By: Lesira Rampa
A despicable estimated amount of $150 billion is generated annually from the odious human trafficking. According to several notable sources, there are more slaves in the world today than ever before at any point in history. Sadly, with the rise of economic factors like poverty, unemployment and inequality the dark crime perpetuates more than ever before. This industry is administered through a network of traffickers that exploit the vulnerable in society for purposes ranging from sex trafficking, organ harvesting to forced labour. It is important to acknowledge that criminals, including those of human trafficking have shown a shocking rise in cunning strategies and so it becomes even more crucial for policies and other protective measures by law enforcement to evolve accordingly.
Various factors contribute to one’s vulnerability, but great poverty poses a significant threat to human security. Immediately one feels the sharp claws of poverty — the willingness to take risks sets in. All logic is lost and one takes any opportunity that presents itself to put food on the table. To remedy this, it is imperative to keep increasing the rate of skills training in various fields such as arts and crafts, food and cosmetics manufacturing to help create employment opportunities just as some Basotho are doing recently, the fast spread of these type of workshops will eventually help Basotho to resist the temptations of traffickers. Additionally, awareness campaigns must be a constant norm, sensitizing communities on human traffickers’ tactics and be equipped with the knowledge to detect dangerous situations and avoid exploitation.
No stone must be left unturned in combating human trafficking, it is a vile crime against humanity. It is therefore very important to strengthen without leniency all measures of security; to closely examine the hidden beneficiaries of this human trade, not leaving out border officials whose job amongst other responsibilities involve the prevention of illegal human movement. It is with firm belief that border officials do their jobs diligently, but some may fall for fast cash in exchange for aiding with the facilitation of this trade — leaving out even a trace of empathy. This calls for measures such as prioritizing accountability within officials, capitalizing on reporting and addressing any dent of human trafficking related corruption within the system.
On being thorough to the last detail, must I note that as much as a high percentage of victims of human trafficking environs women and children, there are still as many cases surrounding men. Sources varying from UNICEF and the International Labour Organization (ILO) indicate that children may be coerced to serve in arm conflicts worldwide. This includes young boys and men. Boys are forced to commit war crimes, used as child soldiers and as spies amongst other roles. And so just as it is the case with cases of sexual abuse, the reason why human trafficking related incidents are under-reported in most countries just not in Lesotho is the stigmatization, shame and the fear of retaliation from the human trade perpetrators. Lesotho anti-trafficking campaigns must remedy this by not only focusing on women and children as targets of human trafficking but also recognise the prevalence of male trafficking as well. The economic consequences left by the trauma victims have experienced include difficulty finding employment — the government of Lesotho in collaboration with NGOs could then engage experts to help facilitate specialised therapy for victims of human trafficking.

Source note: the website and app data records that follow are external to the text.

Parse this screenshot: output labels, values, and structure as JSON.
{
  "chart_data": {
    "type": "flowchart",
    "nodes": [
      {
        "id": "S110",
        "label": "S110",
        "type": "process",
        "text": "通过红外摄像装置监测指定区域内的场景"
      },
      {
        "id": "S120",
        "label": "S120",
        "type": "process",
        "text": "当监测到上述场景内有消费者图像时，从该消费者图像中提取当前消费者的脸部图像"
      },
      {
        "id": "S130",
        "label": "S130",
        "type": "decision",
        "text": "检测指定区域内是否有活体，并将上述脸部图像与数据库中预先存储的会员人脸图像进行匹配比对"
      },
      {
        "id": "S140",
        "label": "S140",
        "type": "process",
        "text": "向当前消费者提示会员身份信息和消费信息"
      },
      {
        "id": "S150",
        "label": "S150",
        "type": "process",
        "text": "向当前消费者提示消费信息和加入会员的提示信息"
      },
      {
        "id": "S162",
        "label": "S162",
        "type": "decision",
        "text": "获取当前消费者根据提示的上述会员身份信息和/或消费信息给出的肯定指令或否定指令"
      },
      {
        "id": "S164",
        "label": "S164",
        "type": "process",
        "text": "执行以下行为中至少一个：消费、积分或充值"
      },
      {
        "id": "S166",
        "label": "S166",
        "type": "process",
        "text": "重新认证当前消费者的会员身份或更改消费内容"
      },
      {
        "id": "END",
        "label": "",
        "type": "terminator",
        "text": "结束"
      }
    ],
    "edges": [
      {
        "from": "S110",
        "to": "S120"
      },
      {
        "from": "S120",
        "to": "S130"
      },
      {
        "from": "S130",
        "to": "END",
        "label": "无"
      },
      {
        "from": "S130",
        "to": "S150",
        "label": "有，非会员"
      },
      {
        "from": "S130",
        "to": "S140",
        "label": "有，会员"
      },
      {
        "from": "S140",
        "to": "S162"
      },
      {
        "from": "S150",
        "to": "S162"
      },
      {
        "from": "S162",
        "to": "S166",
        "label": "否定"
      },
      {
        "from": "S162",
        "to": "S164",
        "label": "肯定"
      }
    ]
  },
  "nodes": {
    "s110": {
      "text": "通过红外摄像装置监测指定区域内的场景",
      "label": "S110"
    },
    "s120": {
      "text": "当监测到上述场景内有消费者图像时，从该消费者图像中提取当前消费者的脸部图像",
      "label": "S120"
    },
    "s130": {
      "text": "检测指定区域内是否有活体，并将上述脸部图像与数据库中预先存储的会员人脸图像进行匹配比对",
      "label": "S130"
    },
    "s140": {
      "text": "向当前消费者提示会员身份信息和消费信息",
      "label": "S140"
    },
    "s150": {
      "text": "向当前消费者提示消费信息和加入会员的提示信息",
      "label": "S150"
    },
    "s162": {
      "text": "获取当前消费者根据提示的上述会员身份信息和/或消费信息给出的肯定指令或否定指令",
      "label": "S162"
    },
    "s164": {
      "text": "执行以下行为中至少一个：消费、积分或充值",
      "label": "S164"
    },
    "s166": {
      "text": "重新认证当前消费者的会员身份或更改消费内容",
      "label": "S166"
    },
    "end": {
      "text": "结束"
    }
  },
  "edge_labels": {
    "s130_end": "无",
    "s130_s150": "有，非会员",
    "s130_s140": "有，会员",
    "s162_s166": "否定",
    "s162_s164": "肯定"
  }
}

Furthermore, employing the Forth Industrial Revolution(4IR) innovations can potentially revolutionise the efforts taken to wage war against human trafficking. Surveillance and monitoring tools may be deployed at Lesotho borders to help rescue victims, while phone applications can be created for the benefit of reporting trafficking related crime anonymously, coupled with block chain technology because in instances where traffickers do not bother to source their victims in person, they recruit them through social media, using platforms like Facebook and Telegram to circulate false employment opportunities.
Ultimately, the dark economics of human trafficking very much thrives in the context of a country that is plagued by low economic development and soaring poverty rates that erode the sense of patriotism among its people. Driven by desperation, Basotho have in recent times become so willing to risk everything to seek employment opportunities from abroad. Therefore, in addressing underlying economic factors there is a possibility that inspiring significant measures to combat human trafficking go hand in hand with rekindling Basotho’s love for their nation, knowing their needs are catered for in terms of their livelihood. Knowing that seeking opportunities abroad would not be led by coercion and life’s conundrums but only a matter of choice and choices through proper or decent channels.